This object has not yet been indexed by the background indexing service.
Please use this identifier to cite or link to this item: http://hdl.handle.net/1959.3/206758
|Download Helen Kalaboukas Thesis (Adobe Acrobat PDF, -1 bytes)|
- The development and evaluation of an emotional intelligence and leadership training program in a culturally diverse population
- Kalaboukas, Helen J.
- Emotional Intelligence (EI) is a relatively new construct in psychology. It has been argued by some researchers that EI can be related to personal and societal wellbeing. The growing scientific and public interest in EI however, has raised inevitable controversy in the conceptualisation, assessment, and the development of the new construct. The purpose of this thesis is to empirically evaluate whether it is possible to improve EI through an Emotionally Intelligence and Leadership Training Program (EILTP) specifically developed for this thesis. In order to develop the EILTP a review of the literature was undertaken in the areas of EI and leadership as well as in the related constructs of personality and mental health. The conceptualisation, validity, and assessment of the construct of EI were also investigated, as well as the main approaches in the pedagogy of EI and leadership training. The evaluation of the EILTP was investigated using two studies with two heterogeneous samples. Study One involved 82 participants aged between 18 and 62, (Mean=41.23, SD=10.14) and Study Two involved 80 participants aged between 23 and 61 (Mean=39.46, SD=10.40). Participants’ performance was measured pre- and post-training by Genos EI, NEO FFI, DASS 21, and the Transformational Leadership Questionnaire. The findings indicated significant correlations between specific EI dimensions and participants’ years of employment and significant differences between EI dimensions and participants’ cultural background, suggesting that EI may be related to years of vocational experience and differences in culture. Therefore it was argued that EI may be learned and developed by social, vocational, and cultural influences. The evaluation of the EILTP revealed significant improvement on participants’ scores on specific EI dimensions in the Experimental group, following completion of the training program but not in the Control group. Interestingly, significant changes on specific facets of personality in addition to improvements on EI were also observed in the experimental group. As there was no overt training included in EILTP on personality, it was argued that by improving EI through an EI training program, participants’ performance on specific domains of personality may also change. The influences of culture on EI, personality, mental health, and leadership, within a culturally diverse sample were further explored. The limitations of this study and the implications on EI training programs were considered and directions for future research were identified. The findings in the two studies reported in this thesis contribute to the existing controversy about the conceptualisation of EI by addressing relevant issues in the discriminant and incremental validity of the construct.

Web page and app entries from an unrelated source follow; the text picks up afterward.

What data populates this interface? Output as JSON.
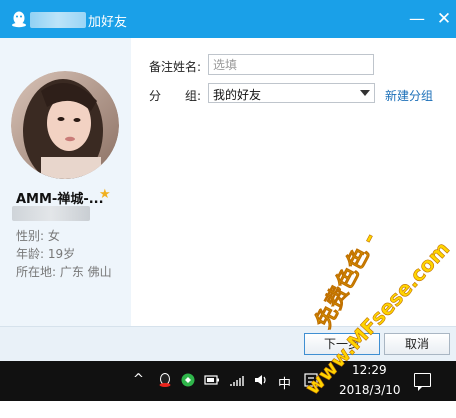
{
  "window": {
    "title": "加好友",
    "minimize_glyph": "—",
    "close_glyph": "✕"
  },
  "profile": {
    "nickname": "AMM-禅城-...",
    "gender": "性别: 女",
    "age": "年龄: 19岁",
    "location": "所在地: 广东  佛山"
  },
  "form": {
    "remark_label": "备注姓名:",
    "remark_placeholder": "选填",
    "remark_value": "",
    "group_label": "分　　组:",
    "group_value": "我的好友",
    "new_group_link": "新建分组"
  },
  "buttons": {
    "next": "下一步",
    "cancel": "取消"
  },
  "taskbar": {
    "ime_label": "中",
    "time": "12:29",
    "date": "2018/3/10"
  },
  "watermark": {
    "line1": "免费色色 -",
    "line2": "www.MFsese.com"
  },
  "colors": {
    "title_bar": "#1aa0e8",
    "link": "#1b6fb8",
    "watermark": "#ffd400",
    "star": "#f0b020"
  }
}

- Publication type
- Thesis (PhD)
- Research centre
- Swinburne University of Technology. Faculty of Life and Social Sciences
- Publication year
- Australasian Digital Theses collection
- Copyright © 2011 Helen Joan Kalaboukas.